Type to SearchView Tags
Ved Parkash Pati

The Future of Data Sciences: How Deep Learning will augment NLP
Ved Parkash Pati Business Manager, Digital & Analytics | June 6, 2019

Computing systems and languages go way back in time. In fact, they can be traced back as early as the 1950s when programmers had just begun experimenting with simple language instructions to train computers to perform tasks. A decade later, natural language processing (NLP) came into being— this development was out of an effort to get computers to comprehend comparatively complicated language inputs.

Analyzing the Current State of Technological Advancement

Today, big data and analytics can parse, organize, and provide insights from large volumes of information at ease, which otherwise takes considerable manual effort. In our pursuits to understand machine learning (ML) better and improve the current advancements that NLP has taken, we have come to realize that computing comprehension of language data is extremely complicated.

Finding patterns in numerical data and statistics is a rather easy task. Understanding language, on the other hand, requires expertise over syntax, ability to distinguish between written and spoken forms, context comprehension and definitions, recognition of subtleties such as sarcasm, intent of a body of content, and shifting language patterns.

Traversing from NLP to NLU and NLG

As it stands today, NLP is limited to the basic processing of straightforward, routine queries where a bot simply parses the terms, looks at the sentences, and searches a knowledge base to find canned responses and produce them as is. Ergo, an NLP-powered chatbot on your banking application might be able to let you know the amount of personal loan you are eligible for. However, if you were to ask what amount of loan the bank would approve for a trip to the Maldives in the month of June, the natural language processing-powered bot, in all probability, would go silent.

This is where deep learning capabilities of natural language understanding (NLU) and natural language generation (NLG) come into being. Sans syntax, semantics, and pragmatics, NLP can hardly make its mark in business functions.

In ways more than one, 2018 happened to be a watershed year for NLP. Research indicates that the market for natural language processing is currently registering a compounded annual growth rate (CAGR) of 16.1% and will be valued at USD 16.07 billion by the end of 2021.

This does not come across as a matter of surprise. Close to 50% of American households own at least one smart speaker. This is indicative of a major uptake in the adoption of Siri, Alexa, and Google Home. That being said, with more than 40% of big businesses looking to adopt NLP-powered chatbots by the end of 2019, NLP alongside NLU and NLG are admittedly on the cusp of bursting through the seams in the near future.

From Information Retrieval to Response Generation

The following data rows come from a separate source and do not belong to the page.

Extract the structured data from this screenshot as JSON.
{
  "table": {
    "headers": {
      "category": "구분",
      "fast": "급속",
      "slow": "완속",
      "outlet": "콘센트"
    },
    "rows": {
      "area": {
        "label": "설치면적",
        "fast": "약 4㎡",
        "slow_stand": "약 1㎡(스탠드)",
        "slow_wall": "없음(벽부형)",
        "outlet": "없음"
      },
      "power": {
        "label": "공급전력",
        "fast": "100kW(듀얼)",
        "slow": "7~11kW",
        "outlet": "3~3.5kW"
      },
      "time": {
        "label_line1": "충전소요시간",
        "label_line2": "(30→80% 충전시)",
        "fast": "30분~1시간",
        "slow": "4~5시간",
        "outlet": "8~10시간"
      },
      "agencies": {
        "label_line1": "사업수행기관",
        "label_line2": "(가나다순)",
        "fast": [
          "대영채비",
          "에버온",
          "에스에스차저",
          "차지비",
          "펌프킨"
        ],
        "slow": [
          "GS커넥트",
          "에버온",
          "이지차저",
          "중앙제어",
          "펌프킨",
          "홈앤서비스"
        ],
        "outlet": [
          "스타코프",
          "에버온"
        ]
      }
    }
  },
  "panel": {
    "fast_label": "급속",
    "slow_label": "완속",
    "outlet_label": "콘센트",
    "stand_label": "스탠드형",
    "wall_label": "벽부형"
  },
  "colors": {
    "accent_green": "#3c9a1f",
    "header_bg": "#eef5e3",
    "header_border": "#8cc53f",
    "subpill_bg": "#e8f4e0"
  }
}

Data sciences are increasingly gearing toward a direction where the industry is keen on undoing the current lag in the adoption of NLU and NLG. In this regard, algorithmic advances that enable machines to understand contextual queries through long short term memory (LSTM) cells will be frontrunners. The successful adoption of the same will enable the provision of speedy and intelligent, human-like responses, invalidating current trends of regurgitated canned responses from a predefined knowledge base.

Data sciences are increasingly gearing toward a direction where the industry is keen on undoing the current lag in the adoption of NLU and NLG.

As we migrate from traditional feed-forward neural networks to recurrent ones, deep neural networks will increasingly become sharper and richer. Deep learning-rich techniques have already helped the data sciences industry achieve major technological advancements. By creating a symbiotic relationship between sophisticated computational linguistics and sequential pattern prediction, machines are facilitating information generation for chatbots that provide context-rich responses that comprehensively answers questions. One can only imagine what sustained development in data sciences can yield.

Do you think advancements in deep learning will amplify the future of NLP? Tell us in the comments section below.

  1. Natural Language Processing Market worth 16.07 Billion USD by 2021, MarketsAndMarkets
  2. Ibid.
  3. Nearly half of U.S. homes will have a smart speaker by year’s end, Adobe says, MarketWatch
  4. Spiceworks Study Reveals 40 Percent of Large Businesses Will Implement Intelligent Assistants or Chatbots by 2019, Spiceworks

In our next blog stay tuned to know how HCL Digital Process Operations can help you embrace deep learning